* _Problem_
The material below must be retyped in full, with every line kept exactly as it is.

* _Data to process_
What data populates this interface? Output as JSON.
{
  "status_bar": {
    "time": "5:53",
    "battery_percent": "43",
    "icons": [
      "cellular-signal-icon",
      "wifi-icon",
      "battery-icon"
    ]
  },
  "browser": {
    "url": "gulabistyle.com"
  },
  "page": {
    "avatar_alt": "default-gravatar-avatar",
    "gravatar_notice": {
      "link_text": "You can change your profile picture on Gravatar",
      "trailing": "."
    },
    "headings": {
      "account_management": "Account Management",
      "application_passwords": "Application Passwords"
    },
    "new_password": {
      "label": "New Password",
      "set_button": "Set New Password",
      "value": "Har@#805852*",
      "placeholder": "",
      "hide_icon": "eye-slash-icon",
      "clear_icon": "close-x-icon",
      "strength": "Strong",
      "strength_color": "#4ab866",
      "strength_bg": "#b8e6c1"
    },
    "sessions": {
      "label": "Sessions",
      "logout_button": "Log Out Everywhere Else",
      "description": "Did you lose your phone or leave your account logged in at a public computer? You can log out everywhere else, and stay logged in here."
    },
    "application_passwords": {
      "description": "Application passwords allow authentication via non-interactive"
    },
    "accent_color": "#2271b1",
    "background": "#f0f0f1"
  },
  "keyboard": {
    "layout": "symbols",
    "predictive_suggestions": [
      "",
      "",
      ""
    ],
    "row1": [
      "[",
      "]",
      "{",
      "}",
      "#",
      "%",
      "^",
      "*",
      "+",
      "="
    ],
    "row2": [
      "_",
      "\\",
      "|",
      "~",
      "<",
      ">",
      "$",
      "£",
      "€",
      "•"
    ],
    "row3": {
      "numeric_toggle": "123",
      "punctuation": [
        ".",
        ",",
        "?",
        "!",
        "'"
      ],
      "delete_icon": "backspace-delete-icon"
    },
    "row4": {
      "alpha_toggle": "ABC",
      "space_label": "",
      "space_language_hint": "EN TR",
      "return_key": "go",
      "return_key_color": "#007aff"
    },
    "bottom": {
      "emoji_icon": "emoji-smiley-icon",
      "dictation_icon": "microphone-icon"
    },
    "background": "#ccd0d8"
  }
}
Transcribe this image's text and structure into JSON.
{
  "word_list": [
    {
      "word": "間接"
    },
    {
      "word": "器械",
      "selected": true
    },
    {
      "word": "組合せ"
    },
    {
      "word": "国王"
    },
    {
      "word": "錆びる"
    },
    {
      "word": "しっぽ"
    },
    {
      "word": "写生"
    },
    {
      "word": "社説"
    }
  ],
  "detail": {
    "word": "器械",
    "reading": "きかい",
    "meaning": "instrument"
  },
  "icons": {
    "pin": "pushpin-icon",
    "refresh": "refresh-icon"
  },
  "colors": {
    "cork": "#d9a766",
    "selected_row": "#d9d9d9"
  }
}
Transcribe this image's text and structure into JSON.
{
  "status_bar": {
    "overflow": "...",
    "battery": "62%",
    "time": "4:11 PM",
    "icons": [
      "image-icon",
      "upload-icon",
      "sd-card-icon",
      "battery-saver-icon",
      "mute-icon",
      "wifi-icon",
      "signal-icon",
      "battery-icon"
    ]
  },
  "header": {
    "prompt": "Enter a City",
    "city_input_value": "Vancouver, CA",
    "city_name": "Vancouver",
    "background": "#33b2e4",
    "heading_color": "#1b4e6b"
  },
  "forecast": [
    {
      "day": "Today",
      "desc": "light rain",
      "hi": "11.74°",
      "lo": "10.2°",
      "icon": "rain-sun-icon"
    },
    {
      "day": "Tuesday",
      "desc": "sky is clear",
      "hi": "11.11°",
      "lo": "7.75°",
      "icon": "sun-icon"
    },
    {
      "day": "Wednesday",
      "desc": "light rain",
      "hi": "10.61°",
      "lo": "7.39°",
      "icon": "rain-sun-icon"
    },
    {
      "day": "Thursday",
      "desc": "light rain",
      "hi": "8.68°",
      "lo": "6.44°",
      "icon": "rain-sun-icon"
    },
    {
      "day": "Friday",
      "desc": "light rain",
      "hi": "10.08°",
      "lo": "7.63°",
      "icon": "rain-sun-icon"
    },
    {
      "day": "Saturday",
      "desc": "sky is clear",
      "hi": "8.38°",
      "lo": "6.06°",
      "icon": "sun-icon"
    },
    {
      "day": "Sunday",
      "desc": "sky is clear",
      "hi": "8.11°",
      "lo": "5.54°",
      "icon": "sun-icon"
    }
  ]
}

* _Problem solution_
What data populates this interface? Output as JSON.
{
  "status_bar": {
    "time": "5:53",
    "battery_percent": "43",
    "icons": [
      "cellular-signal-icon",
      "wifi-icon",
      "battery-icon"
    ]
  },
  "browser": {
    "url": "gulabistyle.com"
  },
  "page": {
    "avatar_alt": "default-gravatar-avatar",
    "gravatar_notice": {
      "link_text": "You can change your profile picture on Gravatar",
      "trailing": "."
    },
    "headings": {
      "account_management": "Account Management",
      "application_passwords": "Application Passwords"
    },
    "new_password": {
      "label": "New Password",
      "set_button": "Set New Password",
      "value": "Har@#805852*",
      "placeholder": "",
      "hide_icon": "eye-slash-icon",
      "clear_icon": "close-x-icon",
      "strength": "Strong",
      "strength_color": "#4ab866",
      "strength_bg": "#b8e6c1"
    },
    "sessions": {
      "label": "Sessions",
      "logout_button": "Log Out Everywhere Else",
      "description": "Did you lose your phone or leave your account logged in at a public computer? You can log out everywhere else, and stay logged in here."
    },
    "application_passwords": {
      "description": "Application passwords allow authentication via non-interactive"
    },
    "accent_color": "#2271b1",
    "background": "#f0f0f1"
  },
  "keyboard": {
    "layout": "symbols",
    "predictive_suggestions": [
      "",
      "",
      ""
    ],
    "row1": [
      "[",
      "]",
      "{",
      "}",
      "#",
      "%",
      "^",
      "*",
      "+",
      "="
    ],
    "row2": [
      "_",
      "\\",
      "|",
      "~",
      "<",
      ">",
      "$",
      "£",
      "€",
      "•"
    ],
    "row3": {
      "numeric_toggle": "123",
      "punctuation": [
        ".",
        ",",
        "?",
        "!",
        "'"
      ],
      "delete_icon": "backspace-delete-icon"
    },
    "row4": {
      "alpha_toggle": "ABC",
      "space_label": "",
      "space_language_hint": "EN TR",
      "return_key": "go",
      "return_key_color": "#007aff"
    },
    "bottom": {
      "emoji_icon": "emoji-smiley-icon",
      "dictation_icon": "microphone-icon"
    },
    "background": "#ccd0d8"
  }
}
Transcribe this image's text and structure into JSON.
{
  "word_list": [
    {
      "word": "間接"
    },
    {
      "word": "器械",
      "selected": true
    },
    {
      "word": "組合せ"
    },
    {
      "word": "国王"
    },
    {
      "word": "錆びる"
    },
    {
      "word": "しっぽ"
    },
    {
      "word": "写生"
    },
    {
      "word": "社説"
    }
  ],
  "detail": {
    "word": "器械",
    "reading": "きかい",
    "meaning": "instrument"
  },
  "icons": {
    "pin": "pushpin-icon",
    "refresh": "refresh-icon"
  },
  "colors": {
    "cork": "#d9a766",
    "selected_row": "#d9d9d9"
  }
}
Transcribe this image's text and structure into JSON.
{
  "status_bar": {
    "overflow": "...",
    "battery": "62%",
    "time": "4:11 PM",
    "icons": [
      "image-icon",
      "upload-icon",
      "sd-card-icon",
      "battery-saver-icon",
      "mute-icon",
      "wifi-icon",
      "signal-icon",
      "battery-icon"
    ]
  },
  "header": {
    "prompt": "Enter a City",
    "city_input_value": "Vancouver, CA",
    "city_name": "Vancouver",
    "background": "#33b2e4",
    "heading_color": "#1b4e6b"
  },
  "forecast": [
    {
      "day": "Today",
      "desc": "light rain",
      "hi": "11.74°",
      "lo": "10.2°",
      "icon": "rain-sun-icon"
    },
    {
      "day": "Tuesday",
      "desc": "sky is clear",
      "hi": "11.11°",
      "lo": "7.75°",
      "icon": "sun-icon"
    },
    {
      "day": "Wednesday",
      "desc": "light rain",
      "hi": "10.61°",
      "lo": "7.39°",
      "icon": "rain-sun-icon"
    },
    {
      "day": "Thursday",
      "desc": "light rain",
      "hi": "8.68°",
      "lo": "6.44°",
      "icon": "rain-sun-icon"
    },
    {
      "day": "Friday",
      "desc": "light rain",
      "hi": "10.08°",
      "lo": "7.63°",
      "icon": "rain-sun-icon"
    },
    {
      "day": "Saturday",
      "desc": "sky is clear",
      "hi": "8.38°",
      "lo": "6.06°",
      "icon": "sun-icon"
    },
    {
      "day": "Sunday",
      "desc": "sky is clear",
      "hi": "8.11°",
      "lo": "5.54°",
      "icon": "sun-icon"
    }
  ]
}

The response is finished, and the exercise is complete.